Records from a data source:
○ ○ ○ ○ ○

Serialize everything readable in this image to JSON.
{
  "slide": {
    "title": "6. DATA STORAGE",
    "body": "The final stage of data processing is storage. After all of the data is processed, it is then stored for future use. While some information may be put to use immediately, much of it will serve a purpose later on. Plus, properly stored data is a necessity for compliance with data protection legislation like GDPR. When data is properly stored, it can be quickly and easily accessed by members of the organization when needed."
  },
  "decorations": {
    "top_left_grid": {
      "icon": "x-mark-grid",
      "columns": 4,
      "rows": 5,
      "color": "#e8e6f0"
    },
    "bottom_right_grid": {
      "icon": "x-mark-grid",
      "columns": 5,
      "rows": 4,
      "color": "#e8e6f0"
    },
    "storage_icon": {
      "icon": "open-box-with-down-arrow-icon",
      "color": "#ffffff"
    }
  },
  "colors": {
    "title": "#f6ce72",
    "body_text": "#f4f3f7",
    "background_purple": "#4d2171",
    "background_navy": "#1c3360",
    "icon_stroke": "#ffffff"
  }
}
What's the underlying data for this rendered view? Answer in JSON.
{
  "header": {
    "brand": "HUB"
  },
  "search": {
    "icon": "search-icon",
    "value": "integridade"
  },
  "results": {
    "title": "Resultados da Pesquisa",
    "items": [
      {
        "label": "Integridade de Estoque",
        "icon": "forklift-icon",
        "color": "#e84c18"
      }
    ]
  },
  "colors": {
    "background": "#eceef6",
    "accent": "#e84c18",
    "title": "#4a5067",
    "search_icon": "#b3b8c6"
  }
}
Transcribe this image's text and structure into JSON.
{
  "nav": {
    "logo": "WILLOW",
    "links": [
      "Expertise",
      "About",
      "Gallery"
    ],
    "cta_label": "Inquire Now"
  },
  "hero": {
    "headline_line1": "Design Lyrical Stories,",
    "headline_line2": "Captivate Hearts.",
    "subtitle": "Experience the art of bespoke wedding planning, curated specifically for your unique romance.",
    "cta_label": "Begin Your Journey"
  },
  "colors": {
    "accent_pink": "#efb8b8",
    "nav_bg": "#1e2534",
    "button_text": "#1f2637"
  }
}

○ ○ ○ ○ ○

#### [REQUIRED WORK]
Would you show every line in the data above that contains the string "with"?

#### [RESULT FOR THIS EXERCISE]
    "body": "The final stage of data processing is storage. After all of the data is processed, it is then stored for future use. While some information may be put to use immediately, much of it will serve a purpose later on. Plus, properly stored data is a necessity for compliance with data protection legislation like GDPR. When data is properly stored, it can be quickly and easily accessed by members of the organization when needed."
      "icon": "open-box-with-down-arrow-icon",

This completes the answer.